**YOUR GOAL**
Verbatim copy without images: repeat the records in full.

[Entries from a dataset of interfaces]
====
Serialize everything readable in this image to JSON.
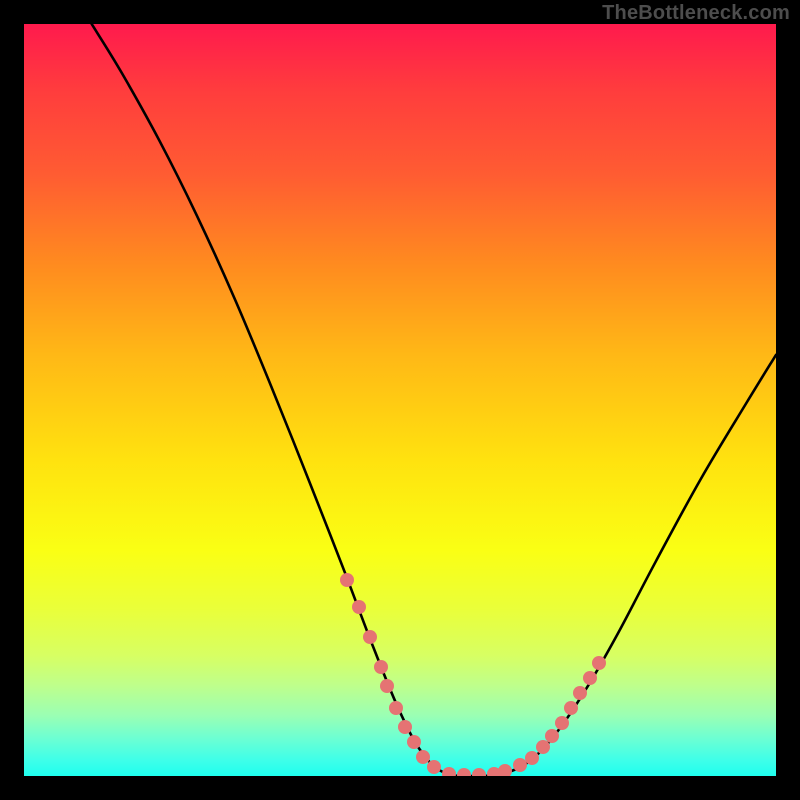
{
  "watermark": "TheBottleneck.com",
  "chart_data": {
    "type": "line",
    "title": "",
    "xlabel": "",
    "ylabel": "",
    "xlim": [
      0,
      100
    ],
    "ylim": [
      0,
      100
    ],
    "curve": [
      {
        "x": 9.0,
        "y": 100.0
      },
      {
        "x": 13.0,
        "y": 93.5
      },
      {
        "x": 18.0,
        "y": 84.5
      },
      {
        "x": 23.0,
        "y": 74.5
      },
      {
        "x": 28.0,
        "y": 63.5
      },
      {
        "x": 33.0,
        "y": 51.5
      },
      {
        "x": 38.0,
        "y": 39.0
      },
      {
        "x": 42.5,
        "y": 27.5
      },
      {
        "x": 46.5,
        "y": 17.0
      },
      {
        "x": 50.0,
        "y": 8.5
      },
      {
        "x": 53.0,
        "y": 3.0
      },
      {
        "x": 56.0,
        "y": 0.4
      },
      {
        "x": 60.0,
        "y": 0.0
      },
      {
        "x": 64.0,
        "y": 0.4
      },
      {
        "x": 67.5,
        "y": 2.2
      },
      {
        "x": 71.0,
        "y": 6.0
      },
      {
        "x": 75.0,
        "y": 12.0
      },
      {
        "x": 79.0,
        "y": 19.0
      },
      {
        "x": 84.0,
        "y": 28.5
      },
      {
        "x": 90.0,
        "y": 39.5
      },
      {
        "x": 96.0,
        "y": 49.5
      },
      {
        "x": 100.0,
        "y": 56.0
      }
    ],
    "dots": [
      {
        "x": 43.0,
        "y": 26.0
      },
      {
        "x": 44.5,
        "y": 22.5
      },
      {
        "x": 46.0,
        "y": 18.5
      },
      {
        "x": 47.5,
        "y": 14.5
      },
      {
        "x": 48.3,
        "y": 12.0
      },
      {
        "x": 49.5,
        "y": 9.0
      },
      {
        "x": 50.7,
        "y": 6.5
      },
      {
        "x": 51.8,
        "y": 4.5
      },
      {
        "x": 53.0,
        "y": 2.5
      },
      {
        "x": 54.5,
        "y": 1.2
      },
      {
        "x": 56.5,
        "y": 0.3
      },
      {
        "x": 58.5,
        "y": 0.1
      },
      {
        "x": 60.5,
        "y": 0.1
      },
      {
        "x": 62.5,
        "y": 0.3
      },
      {
        "x": 64.0,
        "y": 0.6
      },
      {
        "x": 66.0,
        "y": 1.4
      },
      {
        "x": 67.5,
        "y": 2.4
      },
      {
        "x": 69.0,
        "y": 3.8
      },
      {
        "x": 70.2,
        "y": 5.3
      },
      {
        "x": 71.5,
        "y": 7.0
      },
      {
        "x": 72.7,
        "y": 9.0
      },
      {
        "x": 74.0,
        "y": 11.0
      },
      {
        "x": 75.3,
        "y": 13.0
      },
      {
        "x": 76.5,
        "y": 15.0
      }
    ]
  }
}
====
**REPLY**
Serialize everything readable in this image to JSON.
{
  "watermark": "TheBottleneck.com",
  "chart_data": {
    "type": "line",
    "title": "",
    "xlabel": "",
    "ylabel": "",
    "xlim": [
      0,
      100
    ],
    "ylim": [
      0,
      100
    ],
    "curve": [
      {
        "x": 9.0,
        "y": 100.0
      },
      {
        "x": 13.0,
        "y": 93.5
      },
      {
        "x": 18.0,
        "y": 84.5
      },
      {
        "x": 23.0,
        "y": 74.5
      },
      {
        "x": 28.0,
        "y": 63.5
      },
      {
        "x": 33.0,
        "y": 51.5
      },
      {
        "x": 38.0,
        "y": 39.0
      },
      {
        "x": 42.5,
        "y": 27.5
      },
      {
        "x": 46.5,
        "y": 17.0
      },
      {
        "x": 50.0,
        "y": 8.5
      },
      {
        "x": 53.0,
        "y": 3.0
      },
      {
        "x": 56.0,
        "y": 0.4
      },
      {
        "x": 60.0,
        "y": 0.0
      },
      {
        "x": 64.0,
        "y": 0.4
      },
      {
        "x": 67.5,
        "y": 2.2
      },
      {
        "x": 71.0,
        "y": 6.0
      },
      {
        "x": 75.0,
        "y": 12.0
      },
      {
        "x": 79.0,
        "y": 19.0
      },
      {
        "x": 84.0,
        "y": 28.5
      },
      {
        "x": 90.0,
        "y": 39.5
      },
      {
        "x": 96.0,
        "y": 49.5
      },
      {
        "x": 100.0,
        "y": 56.0
      }
    ],
    "dots": [
      {
        "x": 43.0,
        "y": 26.0
      },
      {
        "x": 44.5,
        "y": 22.5
      },
      {
        "x": 46.0,
        "y": 18.5
      },
      {
        "x": 47.5,
        "y": 14.5
      },
      {
        "x": 48.3,
        "y": 12.0
      },
      {
        "x": 49.5,
        "y": 9.0
      },
      {
        "x": 50.7,
        "y": 6.5
      },
      {
        "x": 51.8,
        "y": 4.5
      },
      {
        "x": 53.0,
        "y": 2.5
      },
      {
        "x": 54.5,
        "y": 1.2
      },
      {
        "x": 56.5,
        "y": 0.3
      },
      {
        "x": 58.5,
        "y": 0.1
      },
      {
        "x": 60.5,
        "y": 0.1
      },
      {
        "x": 62.5,
        "y": 0.3
      },
      {
        "x": 64.0,
        "y": 0.6
      },
      {
        "x": 66.0,
        "y": 1.4
      },
      {
        "x": 67.5,
        "y": 2.4
      },
      {
        "x": 69.0,
        "y": 3.8
      },
      {
        "x": 70.2,
        "y": 5.3
      },
      {
        "x": 71.5,
        "y": 7.0
      },
      {
        "x": 72.7,
        "y": 9.0
      },
      {
        "x": 74.0,
        "y": 11.0
      },
      {
        "x": 75.3,
        "y": 13.0
      },
      {
        "x": 76.5,
        "y": 15.0
      }
    ]
  }
}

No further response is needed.